Suppose somebody tells us what we need is better tools. Should we hand out Swiss Army Knives to everybody? Well, they're irrelevant or worse. A bulldozer would be great for cleaning up, but I wouldn't give everybody bulldozers either, as long as we are operating in the dark.
I want a theory of how to develop software. That would be like turning on the lights. But the light switch for this software development basement is probably upstairs somewhere; the kind of theory we need won't be found while we are trying to get releases out.
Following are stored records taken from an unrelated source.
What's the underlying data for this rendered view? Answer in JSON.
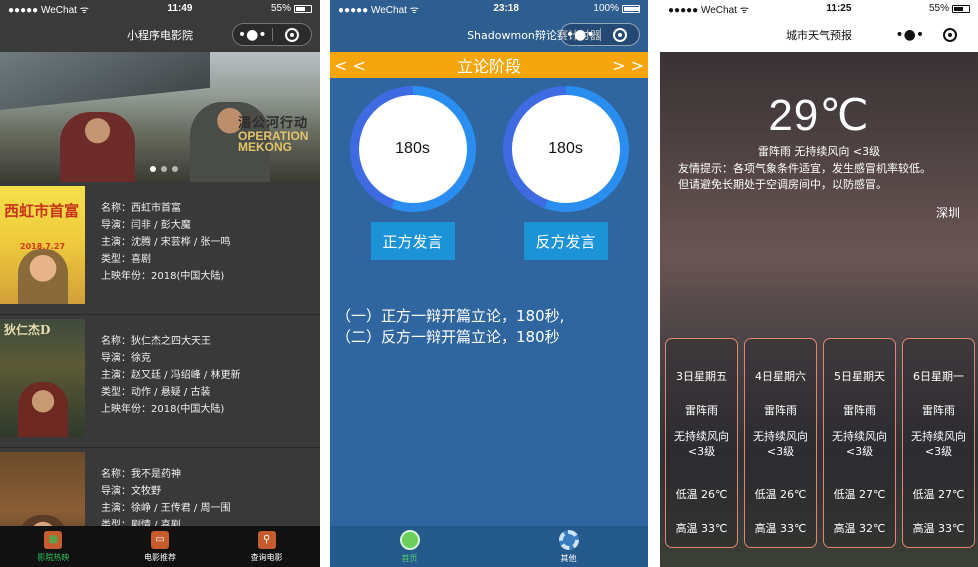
{
  "phone1": {
    "status": {
      "carrier": "●●●●● WeChat ᯤ",
      "time": "11:49",
      "battery": "55%"
    },
    "nav_title": "小程序电影院",
    "banner": {
      "title_cn": "湄公河行动",
      "title_en": "OPERATION MEKONG"
    },
    "movies": [
      {
        "poster_title": "西虹市首富",
        "poster_date": "2018.7.27",
        "name": "名称：西虹市首富",
        "director": "导演：闫非 / 彭大魔",
        "cast": "主演：沈腾 / 宋芸桦 / 张一鸣",
        "genre": "类型：喜剧",
        "year": "上映年份：2018(中国大陆)"
      },
      {
        "poster_title": "狄仁杰D",
        "poster_date": "",
        "name": "名称：狄仁杰之四大天王",
        "director": "导演：徐克",
        "cast": "主演：赵又廷 / 冯绍峰 / 林更新",
        "genre": "类型：动作 / 悬疑 / 古装",
        "year": "上映年份：2018(中国大陆)"
      },
      {
        "poster_title": "",
        "poster_date": "",
        "name": "名称：我不是药神",
        "director": "导演：文牧野",
        "cast": "主演：徐峥 / 王传君 / 周一围",
        "genre": "类型：剧情 / 喜剧",
        "year": ""
      }
    ],
    "tabs": [
      "影院热映",
      "电影推荐",
      "查询电影"
    ]
  },
  "phone2": {
    "status": {
      "carrier": "●●●●● WeChat ᯤ",
      "time": "23:18",
      "battery": "100%"
    },
    "nav_title": "Shadowmon辩论赛计时器",
    "stage": {
      "prev": "< <",
      "title": "立论阶段",
      "next": "> >"
    },
    "timers": [
      {
        "value": "180s",
        "button": "正方发言"
      },
      {
        "value": "180s",
        "button": "反方发言"
      }
    ],
    "rules": [
      "（一）正方一辩开篇立论，180秒,",
      "（二）反方一辩开篇立论，180秒"
    ],
    "tabs": [
      "首页",
      "其他"
    ]
  },
  "phone3": {
    "status": {
      "carrier": "●●●●● WeChat ᯤ",
      "time": "11:25",
      "battery": "55%"
    },
    "nav_title": "城市天气预报",
    "temperature": "29℃",
    "now": "雷阵雨 无持续风向 <3级",
    "tip_line1": "友情提示：各项气象条件适宜，发生感冒机率较低。",
    "tip_line2": "但请避免长期处于空调房间中，以防感冒。",
    "city": "深圳",
    "forecast": [
      {
        "day": "3日星期五",
        "weather": "雷阵雨",
        "wind1": "无持续风向",
        "wind2": "<3级",
        "low": "低温 26℃",
        "high": "高温 33℃"
      },
      {
        "day": "4日星期六",
        "weather": "雷阵雨",
        "wind1": "无持续风向",
        "wind2": "<3级",
        "low": "低温 26℃",
        "high": "高温 33℃"
      },
      {
        "day": "5日星期天",
        "weather": "雷阵雨",
        "wind1": "无持续风向",
        "wind2": "<3级",
        "low": "低温 27℃",
        "high": "高温 32℃"
      },
      {
        "day": "6日星期一",
        "weather": "雷阵雨",
        "wind1": "无持续风向",
        "wind2": "<3级",
        "low": "低温 27℃",
        "high": "高温 33℃"
      }
    ]
  },
  "colors": {
    "accent_orange": "#f5a60d",
    "timer_blue": "#2a8ef0",
    "button_blue": "#1c93d6",
    "active_green": "#26c55a",
    "forecast_border": "#e2876c"
  }
}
If I were trying to clean up the basement in the dark, I'd organize the team before we went down the stairs. I'd have us all form a chain across the basement and hold hands, and pass things to the left as we found them, and so on. In other words, organization and cooperation are more valuable to this kind of process than individual productivity.
What can we do while we wait for a theory of software development?
Think first. This is the idea behind all successful software engineering methods.
Proceed as systematically as possible, without making that an end in itself.
Write designs down; write clearly; don't write too much.
Discover, document, and keep improving a systematic collection of development practices.
Build tools, use them, keep improving them.
Describe the architecture. Find organizing concepts and abstractions that describe what we are building and guide us in design choices.
Port designs, not code.
Check everything. Use the whole team to review plans, designs, and source programs.
Discuss, review and publish a brief planning memo before starting work for every change, even one-line fixes.
Evolve both products and development processes.
Incrementally integrate changes into systems with live users in small steps to ensure exposure and side effect detection.
Choose flexibility and common sense over bureacracy and rules.
ACM Software Engineering Notes, April 1992.